These posts are written from notes that may be incomplete or that may not contain the nuances that the presenters and commenters conveyed. I’m also trying to finish this post before I dash off to lunch, so caveat emptor, readers.
At one of the 10:30 sessions, moderated by Michael A. Morrison, Jonathan Daniels Wells (Temple University) and John L. Brooke (The Ohio State University) presented two interesting papers on the influence of the 1850 fugitive slave law (FSL) on antebellum politics.
Wells argued that the FSL fundamentally changed political ideology, making the Civil War more likely.
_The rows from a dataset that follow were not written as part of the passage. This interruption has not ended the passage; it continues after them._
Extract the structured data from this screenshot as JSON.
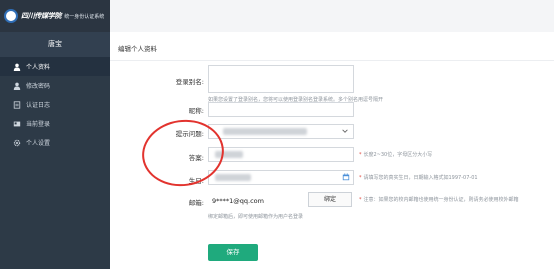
{
  "header": {
    "school_name": "四川传媒学院",
    "system_name": "统一身份认证系统"
  },
  "sidebar": {
    "user_name": "唐宝",
    "items": [
      {
        "label": "个人资料",
        "icon": "user-icon",
        "active": true
      },
      {
        "label": "修改密码",
        "icon": "lock-user-icon",
        "active": false
      },
      {
        "label": "认证日志",
        "icon": "document-icon",
        "active": false
      },
      {
        "label": "当前登录",
        "icon": "login-icon",
        "active": false
      },
      {
        "label": "个人设置",
        "icon": "gear-icon",
        "active": false
      }
    ]
  },
  "main": {
    "title": "编辑个人资料",
    "fields": {
      "login_alias": {
        "label": "登录别名:",
        "hint": "如果您设置了登录别名，您将可以使用登录别名登录系统。多个别名用逗号隔开"
      },
      "nickname": {
        "label": "昵称:"
      },
      "security_question": {
        "label": "提示问题:"
      },
      "answer": {
        "label": "答案:",
        "hint": "长度2~30位，字母区分大小写"
      },
      "birthday": {
        "label": "生日:",
        "hint": "请填写您的真实生日，日期输入格式如1997-07-01"
      },
      "email": {
        "label": "邮箱:",
        "value": "9****1@qq.com",
        "bind_label": "绑定",
        "hint_line1": "注意：如果您的校内邮箱也使用统一身份认证，则请务必使用校外邮箱",
        "hint_line2": "绑定邮箱后，即可使用邮箱作为用户名登录"
      }
    },
    "save_label": "保存"
  },
  "colors": {
    "sidebar_bg": "#2d3a47",
    "accent_green": "#1faa7d",
    "annotation_red": "#e2332e",
    "required_red": "#e0443a"
  }
}
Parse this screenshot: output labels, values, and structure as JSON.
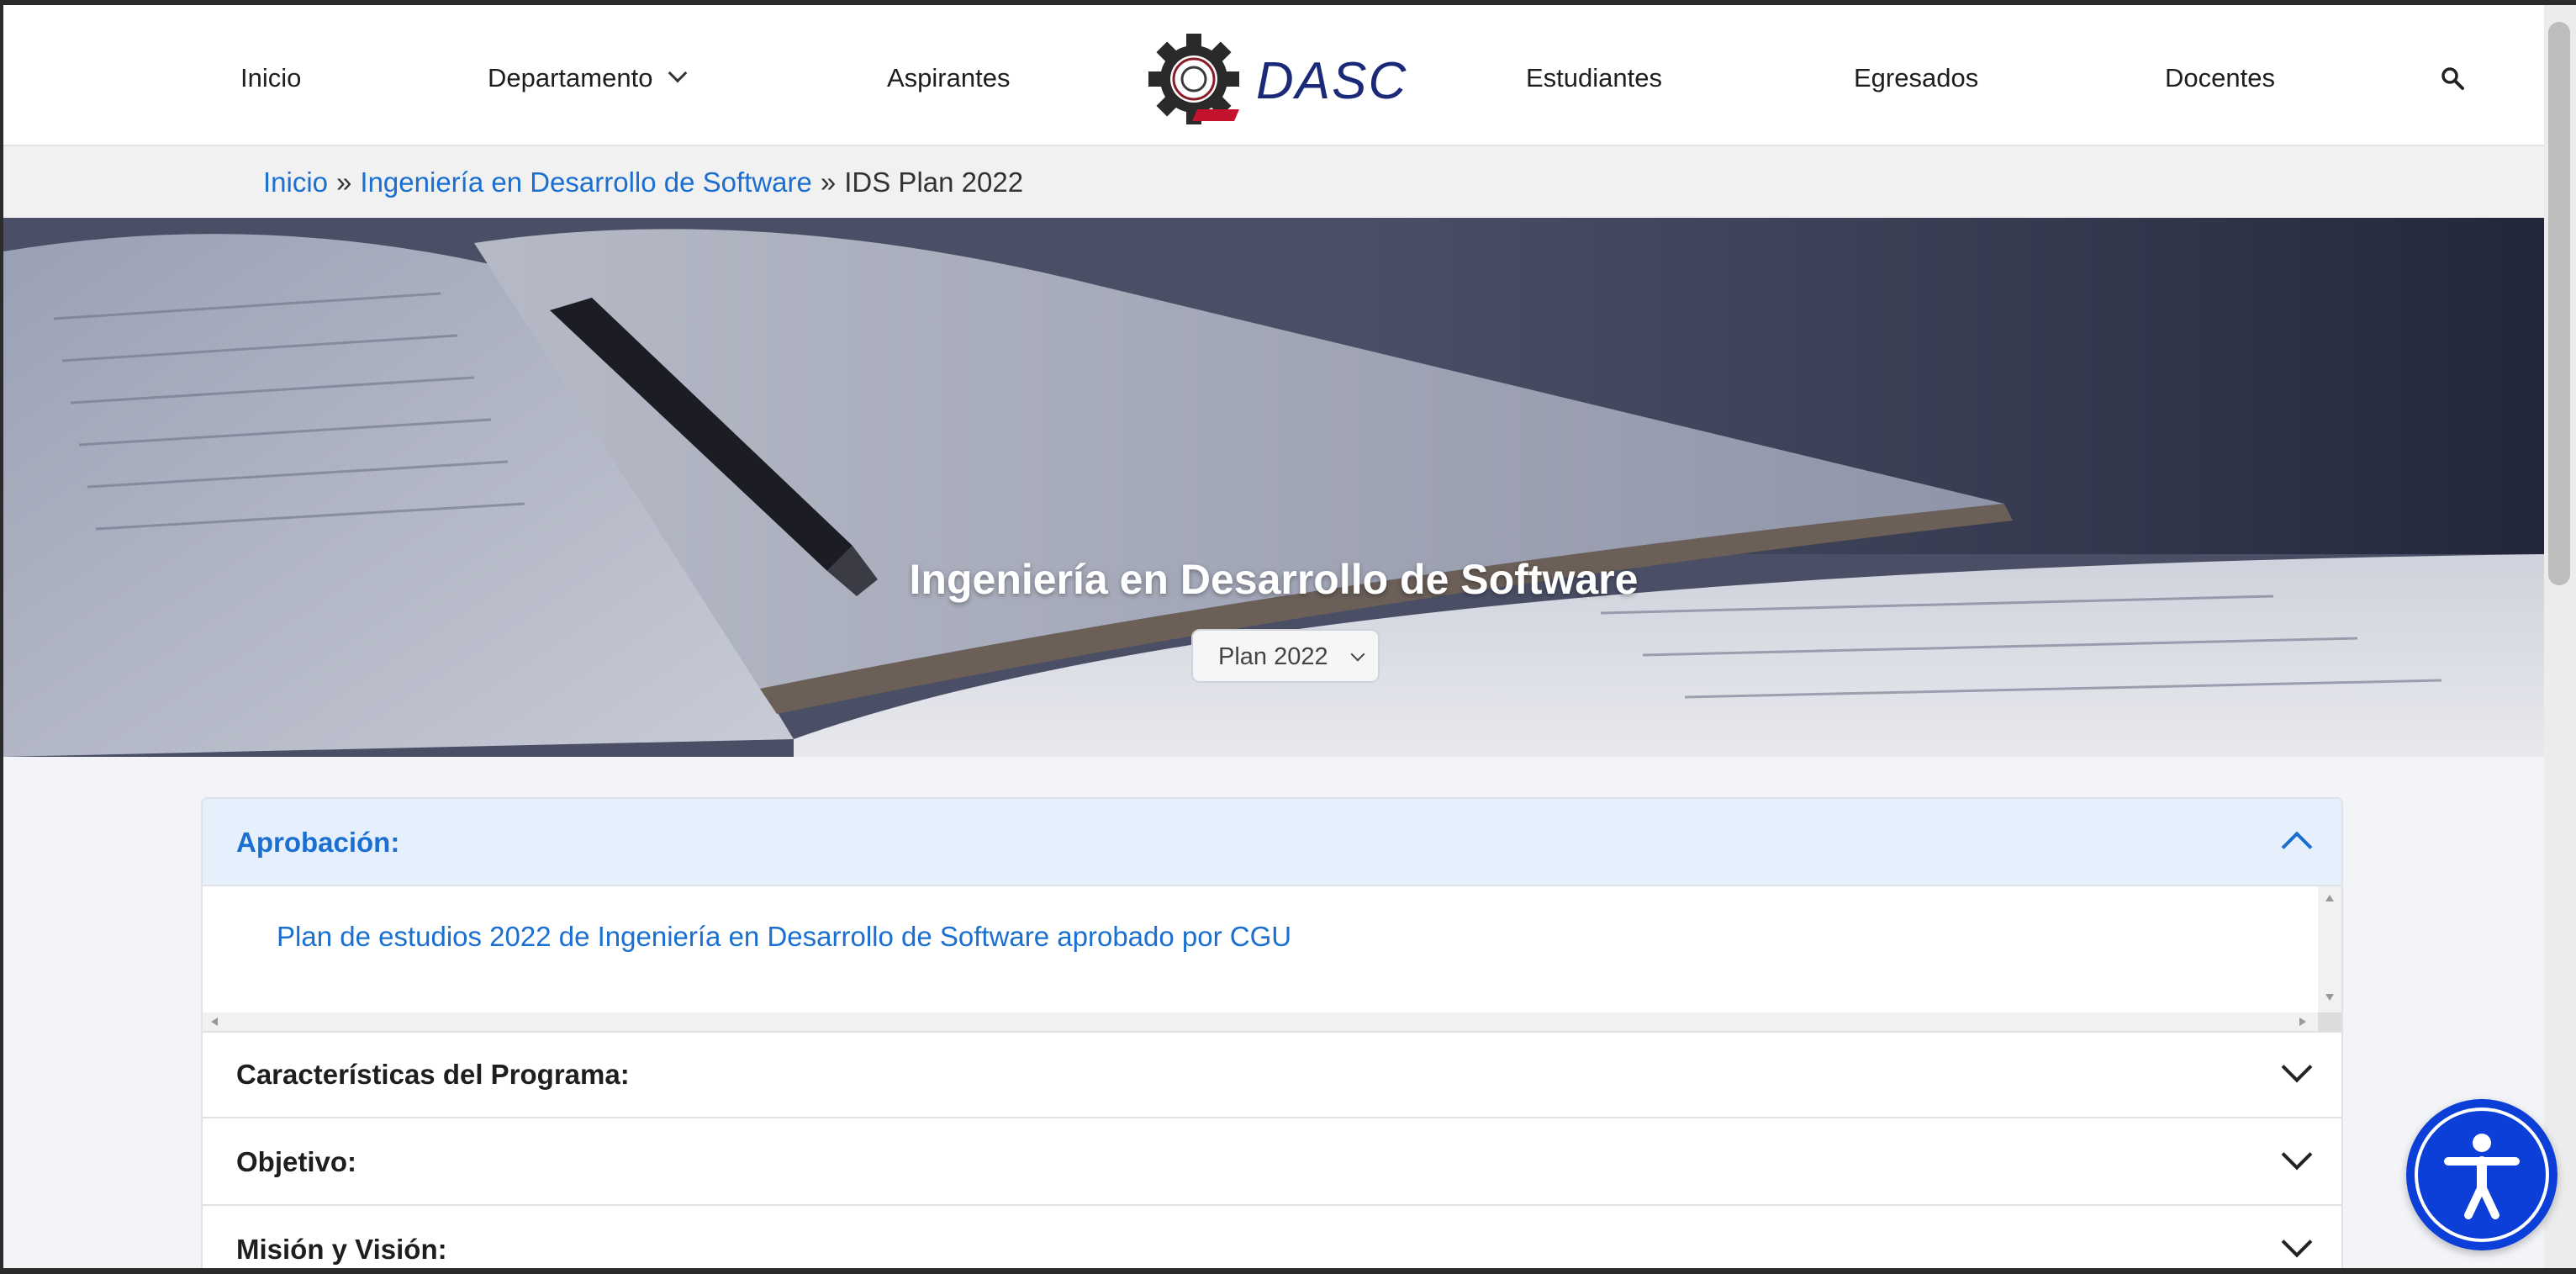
{
  "nav": {
    "items": [
      "Inicio",
      "Departamento",
      "Aspirantes",
      "Estudiantes",
      "Egresados",
      "Docentes"
    ],
    "logo_text": "DASC"
  },
  "breadcrumb": {
    "home": "Inicio",
    "sep1": "»",
    "parent": "Ingeniería en Desarrollo de Software",
    "sep2": "»",
    "current": "IDS Plan 2022"
  },
  "hero": {
    "title": "Ingeniería en Desarrollo de Software",
    "plan_selected": "Plan 2022"
  },
  "accordion": {
    "sections": [
      {
        "title": "Aprobación:",
        "expanded": true
      },
      {
        "title": "Características del Programa:",
        "expanded": false
      },
      {
        "title": "Objetivo:",
        "expanded": false
      },
      {
        "title": "Misión y Visión:",
        "expanded": false
      }
    ],
    "approval_link": "Plan de estudios 2022 de Ingeniería en Desarrollo de Software aprobado por CGU"
  },
  "colors": {
    "link": "#1a6fd0",
    "accent_bg": "#e6f0fd",
    "a11y_button": "#0b3fd8",
    "logo_text": "#1b2a78"
  },
  "icons": [
    "chevron-down-icon",
    "search-icon",
    "chevron-up-icon",
    "accessibility-icon",
    "gear-logo-icon"
  ]
}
For northern whites, it sharpened the mistrust of politicians; for African Americans, it led to fleeing the U.S. to Canada, Mexico, and the Caribbean, as well as a recommitment to abolitionism. Overall, the violence that accompanied enforcement of the FSL made compromise and moderation less possible and forced white northerners to acknowledge that slavery could not be ignored because it didn’t directly affect them.
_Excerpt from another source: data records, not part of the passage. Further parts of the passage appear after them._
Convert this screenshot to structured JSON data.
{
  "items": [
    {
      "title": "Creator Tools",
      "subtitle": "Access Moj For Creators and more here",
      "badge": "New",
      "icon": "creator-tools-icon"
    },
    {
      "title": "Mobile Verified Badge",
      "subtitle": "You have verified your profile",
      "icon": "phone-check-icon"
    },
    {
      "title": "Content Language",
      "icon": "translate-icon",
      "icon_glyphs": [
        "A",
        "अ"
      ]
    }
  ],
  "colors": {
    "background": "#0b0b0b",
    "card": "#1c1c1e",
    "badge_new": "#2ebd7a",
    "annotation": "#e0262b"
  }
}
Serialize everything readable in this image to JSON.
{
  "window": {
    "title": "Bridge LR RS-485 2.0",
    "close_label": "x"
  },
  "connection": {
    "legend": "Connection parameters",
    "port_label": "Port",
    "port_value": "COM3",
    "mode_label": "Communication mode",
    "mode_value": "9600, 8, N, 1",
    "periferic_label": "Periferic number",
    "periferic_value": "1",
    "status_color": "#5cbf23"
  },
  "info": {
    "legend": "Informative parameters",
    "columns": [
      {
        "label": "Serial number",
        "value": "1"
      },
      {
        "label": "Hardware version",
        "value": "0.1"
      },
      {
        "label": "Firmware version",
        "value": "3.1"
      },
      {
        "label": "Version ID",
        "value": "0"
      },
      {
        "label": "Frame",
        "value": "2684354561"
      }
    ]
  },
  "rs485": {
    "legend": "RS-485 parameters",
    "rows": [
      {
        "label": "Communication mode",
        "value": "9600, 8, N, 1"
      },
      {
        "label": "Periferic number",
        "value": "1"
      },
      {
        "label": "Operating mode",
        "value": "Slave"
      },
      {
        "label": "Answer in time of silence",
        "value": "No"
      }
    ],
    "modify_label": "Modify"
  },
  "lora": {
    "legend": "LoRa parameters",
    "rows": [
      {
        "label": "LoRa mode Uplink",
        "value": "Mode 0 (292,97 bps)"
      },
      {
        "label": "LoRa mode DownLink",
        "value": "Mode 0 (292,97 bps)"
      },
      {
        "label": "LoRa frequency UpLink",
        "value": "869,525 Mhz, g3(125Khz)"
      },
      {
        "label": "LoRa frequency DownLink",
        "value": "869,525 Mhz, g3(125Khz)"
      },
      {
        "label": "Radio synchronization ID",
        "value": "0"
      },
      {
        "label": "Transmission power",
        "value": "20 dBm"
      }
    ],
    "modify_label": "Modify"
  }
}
Brooke argued that Harriet Beecher Stowe and Stephen Foster provided the cultural soundtrack for the discussion of the FSL. By the end of 1851, the quieting public discourse on the FSL was undermined by Stowe’s novel, Uncle Tom’s Cabin, and Foster’s music. (Interestingly, while Foster’s songs have been interpreted as racist in modern times, Brooke noted that abolitionists, including Frederick Douglass, praised them for providing a sympathetic view of slaves.) Instead of the traditional interpretation of 1852-53 being a calm period leading up to the surprising political explosion of the 1854 Kansas-Nebraska Act, Brooke argued that Stowe and Foster’s performative soundtrack bolstered northern nationalism, making the Kansas-Nebraska Act not so surprising an event.
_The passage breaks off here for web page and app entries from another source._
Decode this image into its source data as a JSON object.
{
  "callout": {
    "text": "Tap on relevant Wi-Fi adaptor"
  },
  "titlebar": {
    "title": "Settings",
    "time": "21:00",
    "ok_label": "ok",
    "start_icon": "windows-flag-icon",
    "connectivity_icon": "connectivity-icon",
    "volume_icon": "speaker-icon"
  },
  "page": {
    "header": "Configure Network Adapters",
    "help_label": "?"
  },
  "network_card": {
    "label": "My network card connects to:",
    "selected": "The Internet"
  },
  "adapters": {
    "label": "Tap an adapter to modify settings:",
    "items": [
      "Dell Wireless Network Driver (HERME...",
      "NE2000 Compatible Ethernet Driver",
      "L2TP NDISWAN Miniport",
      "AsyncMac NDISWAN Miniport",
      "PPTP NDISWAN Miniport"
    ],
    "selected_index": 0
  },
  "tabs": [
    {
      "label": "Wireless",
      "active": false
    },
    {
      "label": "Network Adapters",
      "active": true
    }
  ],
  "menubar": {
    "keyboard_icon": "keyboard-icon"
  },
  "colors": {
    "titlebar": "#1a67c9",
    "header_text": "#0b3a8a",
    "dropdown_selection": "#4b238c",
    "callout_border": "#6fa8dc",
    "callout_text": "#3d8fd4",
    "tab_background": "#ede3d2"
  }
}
After comments by Elizabeth R Varon (University of Virginia), the audience chimed in. Two comments caught my attention. Marc Egnal saw no reason to change the traditional interpretation focusing on the Kansas-Nebraska Act as the political turning point of the 1850s. (Brooke disagreed.) Frank Towers cautioned against “essentializing” the FSL, by which I think he meant giving it more importance than it deserved in the sequence of events leading to the Civil War.